◆ **HOW TO COMPLETE THIS TASK**
What lines in the data hold the string "number"? Show them.
-------- AVAILABLE RECORDS
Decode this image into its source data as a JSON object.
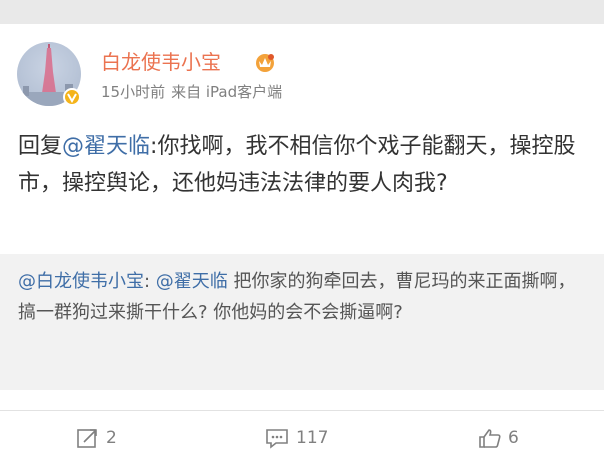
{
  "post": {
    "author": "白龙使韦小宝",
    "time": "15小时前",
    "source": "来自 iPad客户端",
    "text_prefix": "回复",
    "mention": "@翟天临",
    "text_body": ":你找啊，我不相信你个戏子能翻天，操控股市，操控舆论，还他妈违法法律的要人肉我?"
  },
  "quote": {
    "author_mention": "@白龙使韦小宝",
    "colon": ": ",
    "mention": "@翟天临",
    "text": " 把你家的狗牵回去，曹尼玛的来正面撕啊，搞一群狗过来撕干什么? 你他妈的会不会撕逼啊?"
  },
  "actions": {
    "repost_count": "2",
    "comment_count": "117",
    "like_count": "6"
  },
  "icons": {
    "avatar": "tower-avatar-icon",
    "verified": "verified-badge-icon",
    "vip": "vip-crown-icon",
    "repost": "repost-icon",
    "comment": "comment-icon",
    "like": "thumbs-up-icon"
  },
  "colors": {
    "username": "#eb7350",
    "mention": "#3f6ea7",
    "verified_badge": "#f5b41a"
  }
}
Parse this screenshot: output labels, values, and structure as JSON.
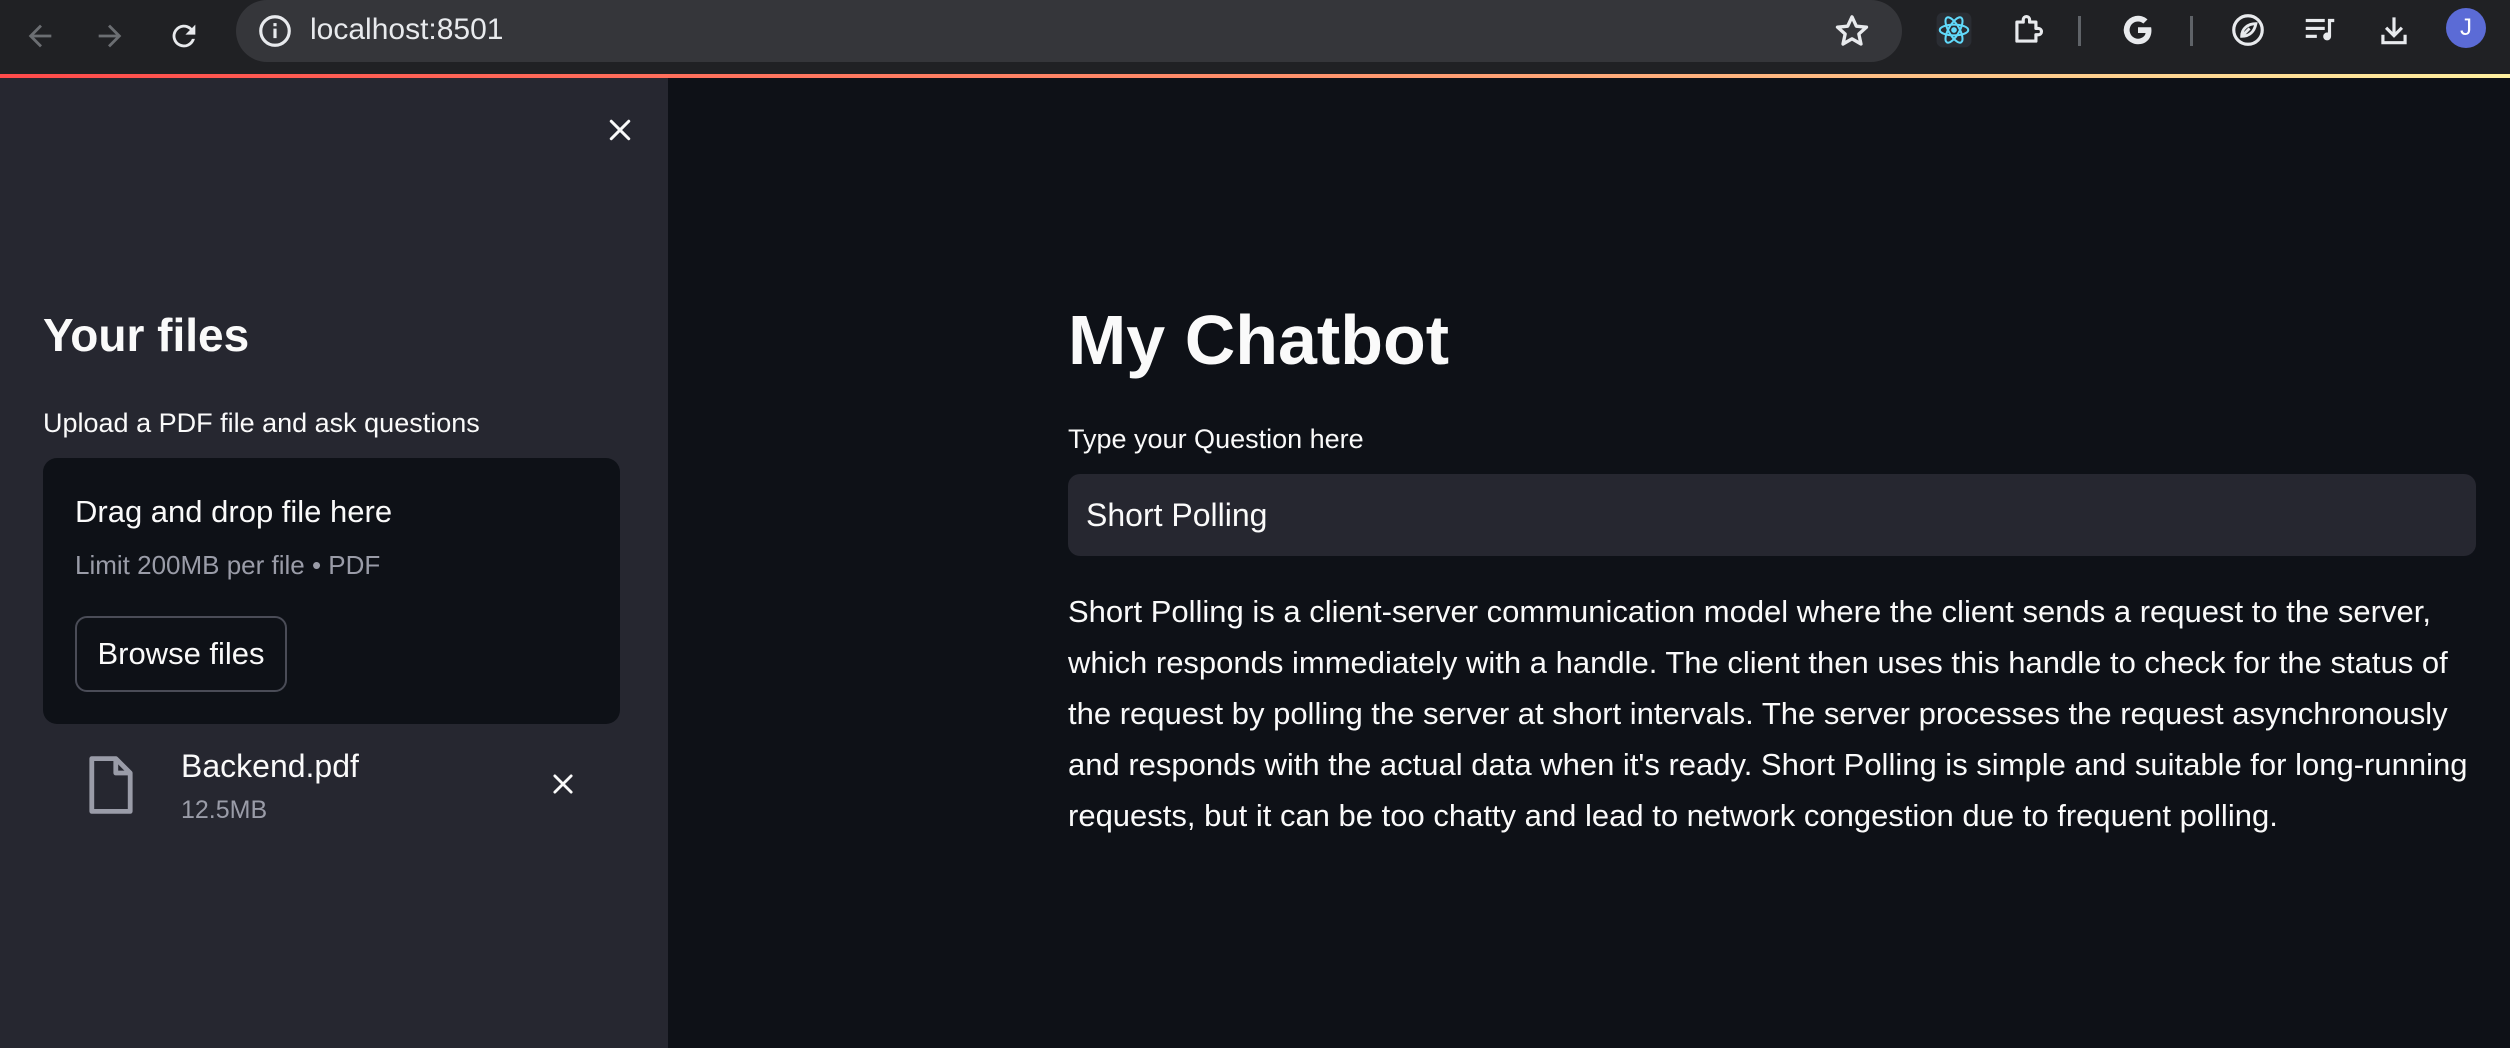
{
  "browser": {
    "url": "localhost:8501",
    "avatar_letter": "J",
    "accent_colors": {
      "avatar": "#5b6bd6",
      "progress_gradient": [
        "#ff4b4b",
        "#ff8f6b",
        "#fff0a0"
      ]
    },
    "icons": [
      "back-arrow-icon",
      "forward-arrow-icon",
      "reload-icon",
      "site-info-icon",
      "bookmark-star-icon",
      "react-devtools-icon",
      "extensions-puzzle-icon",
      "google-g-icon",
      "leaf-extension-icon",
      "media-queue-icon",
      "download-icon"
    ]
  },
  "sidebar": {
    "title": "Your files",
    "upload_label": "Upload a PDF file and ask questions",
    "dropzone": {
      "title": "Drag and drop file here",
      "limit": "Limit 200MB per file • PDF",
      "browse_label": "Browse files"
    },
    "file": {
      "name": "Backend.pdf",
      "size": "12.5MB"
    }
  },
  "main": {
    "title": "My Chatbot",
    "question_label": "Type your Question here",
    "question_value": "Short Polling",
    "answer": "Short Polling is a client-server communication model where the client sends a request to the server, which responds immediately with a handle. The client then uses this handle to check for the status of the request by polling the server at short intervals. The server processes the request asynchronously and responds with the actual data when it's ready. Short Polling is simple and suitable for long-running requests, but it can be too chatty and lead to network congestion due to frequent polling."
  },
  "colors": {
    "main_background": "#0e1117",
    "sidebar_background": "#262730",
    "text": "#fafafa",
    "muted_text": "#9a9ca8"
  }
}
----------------
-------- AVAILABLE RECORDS
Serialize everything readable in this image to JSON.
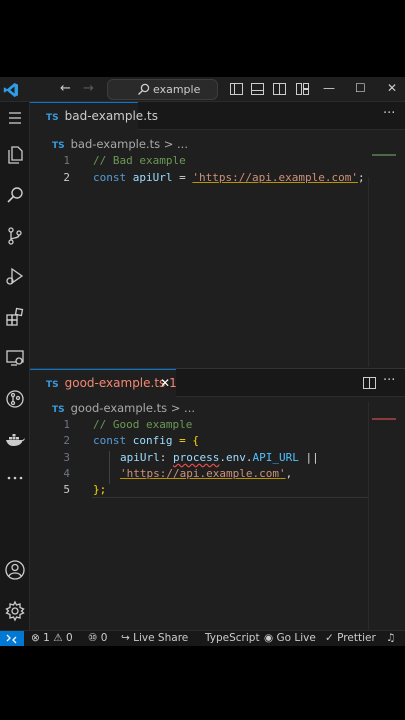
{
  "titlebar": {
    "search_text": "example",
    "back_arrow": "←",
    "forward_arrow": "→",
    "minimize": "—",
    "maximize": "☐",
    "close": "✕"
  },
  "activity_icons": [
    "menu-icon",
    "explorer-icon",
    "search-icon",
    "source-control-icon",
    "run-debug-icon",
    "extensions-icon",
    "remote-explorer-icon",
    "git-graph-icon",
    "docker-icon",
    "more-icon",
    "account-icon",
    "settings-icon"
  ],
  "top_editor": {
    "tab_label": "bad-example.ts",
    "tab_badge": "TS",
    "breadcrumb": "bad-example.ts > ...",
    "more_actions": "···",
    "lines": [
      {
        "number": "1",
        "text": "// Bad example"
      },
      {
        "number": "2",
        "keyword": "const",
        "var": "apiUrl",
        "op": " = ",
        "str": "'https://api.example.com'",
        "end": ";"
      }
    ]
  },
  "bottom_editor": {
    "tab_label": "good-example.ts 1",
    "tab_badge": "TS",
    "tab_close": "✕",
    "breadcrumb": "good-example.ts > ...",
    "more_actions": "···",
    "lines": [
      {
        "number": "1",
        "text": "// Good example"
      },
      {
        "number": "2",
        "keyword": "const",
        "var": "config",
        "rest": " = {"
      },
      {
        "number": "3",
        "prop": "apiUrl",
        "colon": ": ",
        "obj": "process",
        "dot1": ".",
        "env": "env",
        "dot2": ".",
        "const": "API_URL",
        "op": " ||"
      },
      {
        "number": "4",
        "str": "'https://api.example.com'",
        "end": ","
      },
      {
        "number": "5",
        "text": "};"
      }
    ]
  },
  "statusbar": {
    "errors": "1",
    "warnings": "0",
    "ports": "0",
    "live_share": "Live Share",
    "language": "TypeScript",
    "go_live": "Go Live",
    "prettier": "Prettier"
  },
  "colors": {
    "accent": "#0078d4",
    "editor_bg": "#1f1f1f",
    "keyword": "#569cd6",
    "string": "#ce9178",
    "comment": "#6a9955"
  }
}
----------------
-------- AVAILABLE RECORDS
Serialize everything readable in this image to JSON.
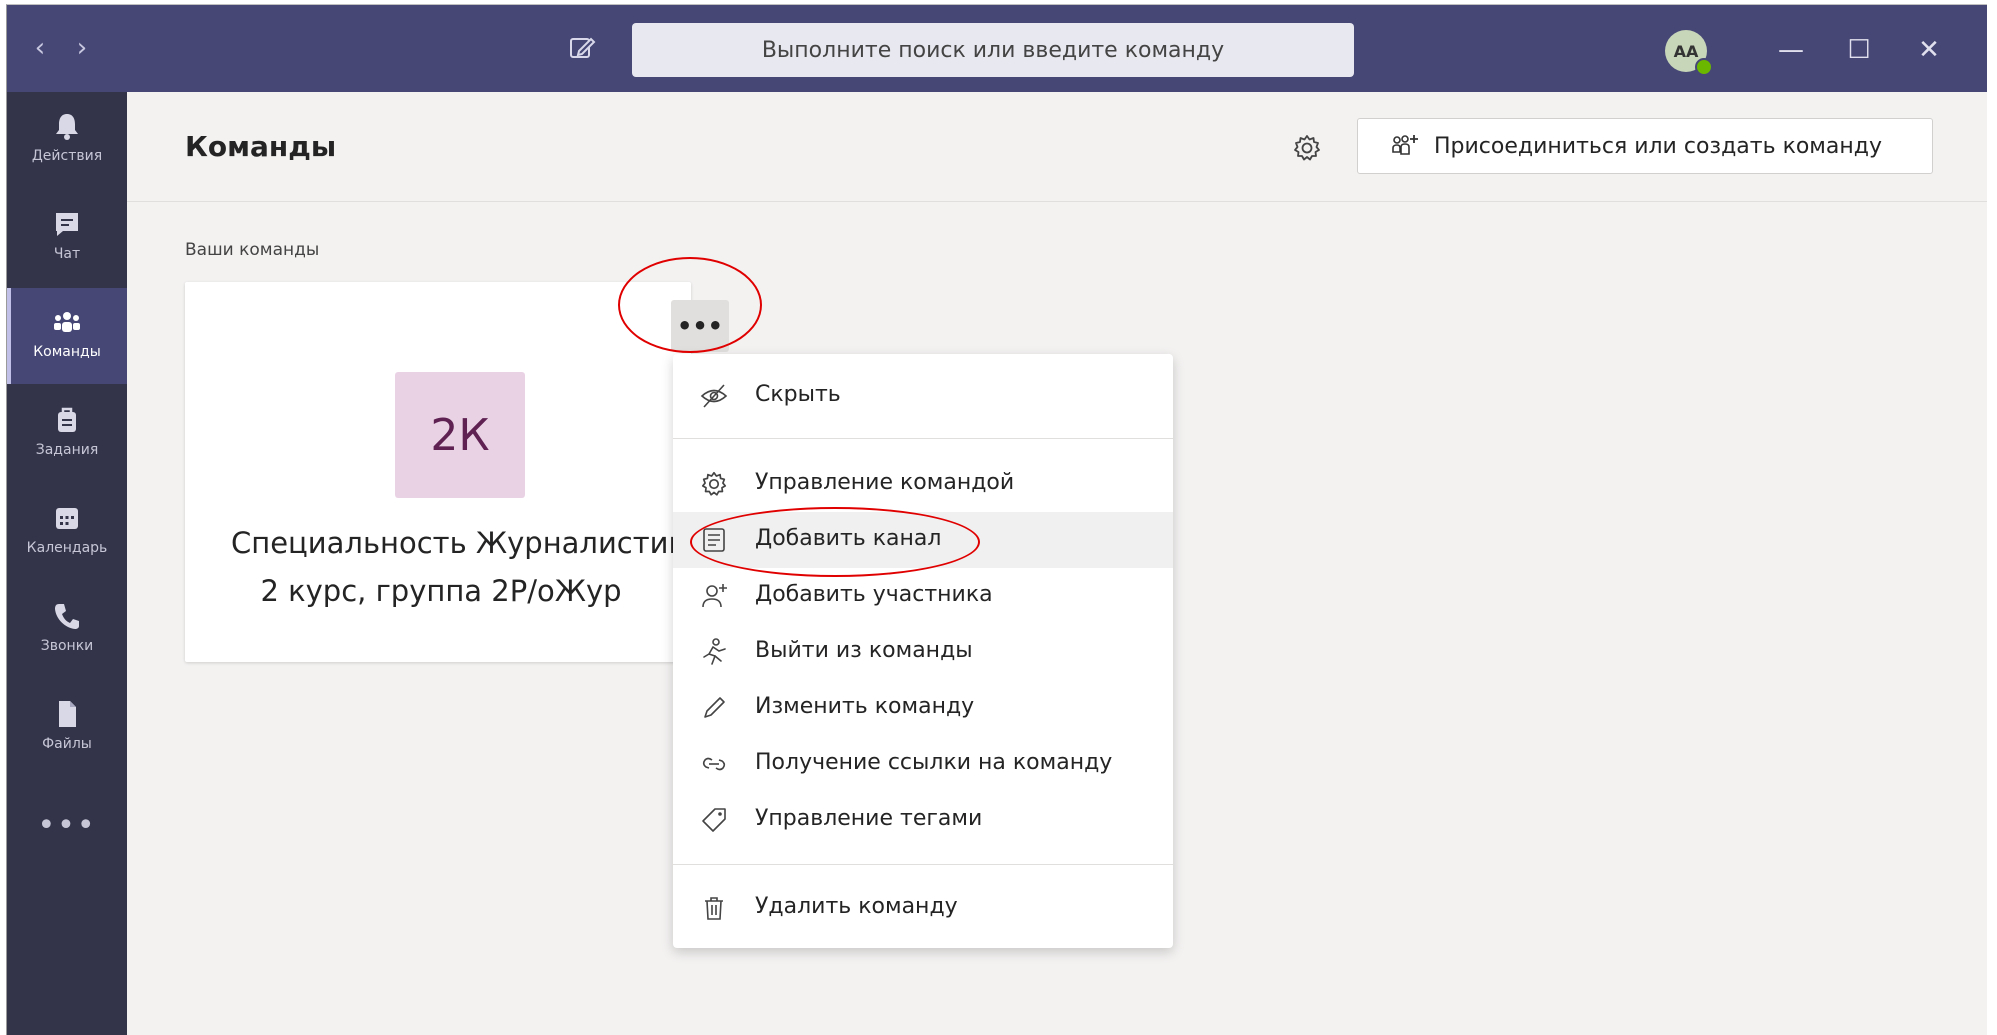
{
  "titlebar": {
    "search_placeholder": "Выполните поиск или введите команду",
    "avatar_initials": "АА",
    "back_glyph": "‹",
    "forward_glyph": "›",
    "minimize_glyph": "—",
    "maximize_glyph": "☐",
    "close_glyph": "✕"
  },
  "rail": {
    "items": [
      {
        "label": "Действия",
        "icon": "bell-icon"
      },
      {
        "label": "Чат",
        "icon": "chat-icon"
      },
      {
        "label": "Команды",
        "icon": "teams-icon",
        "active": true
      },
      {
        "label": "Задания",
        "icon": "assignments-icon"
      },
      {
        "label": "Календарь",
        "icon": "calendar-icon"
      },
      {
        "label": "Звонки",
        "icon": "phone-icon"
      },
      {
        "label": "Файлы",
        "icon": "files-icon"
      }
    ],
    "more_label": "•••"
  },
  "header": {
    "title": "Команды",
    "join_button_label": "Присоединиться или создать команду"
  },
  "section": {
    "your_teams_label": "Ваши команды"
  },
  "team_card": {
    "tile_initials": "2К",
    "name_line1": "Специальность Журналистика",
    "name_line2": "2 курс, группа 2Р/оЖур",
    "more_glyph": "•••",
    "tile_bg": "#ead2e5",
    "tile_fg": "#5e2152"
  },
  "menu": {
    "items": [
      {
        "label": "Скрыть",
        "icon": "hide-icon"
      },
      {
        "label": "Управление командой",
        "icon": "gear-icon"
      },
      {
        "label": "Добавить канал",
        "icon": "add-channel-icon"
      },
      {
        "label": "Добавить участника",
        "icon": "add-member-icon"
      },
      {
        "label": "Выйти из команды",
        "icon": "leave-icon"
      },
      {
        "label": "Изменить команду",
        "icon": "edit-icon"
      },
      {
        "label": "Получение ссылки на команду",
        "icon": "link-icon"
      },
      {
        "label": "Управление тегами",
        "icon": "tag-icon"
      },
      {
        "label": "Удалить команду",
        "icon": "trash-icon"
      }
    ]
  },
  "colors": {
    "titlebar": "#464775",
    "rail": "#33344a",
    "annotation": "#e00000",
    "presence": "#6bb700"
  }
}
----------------
◆ **RESULT OF THE TASK**
        "number": "1",
        "number": "2",
        "number": "1",
        "number": "2",
        "number": "3",
        "number": "4",
        "number": "5",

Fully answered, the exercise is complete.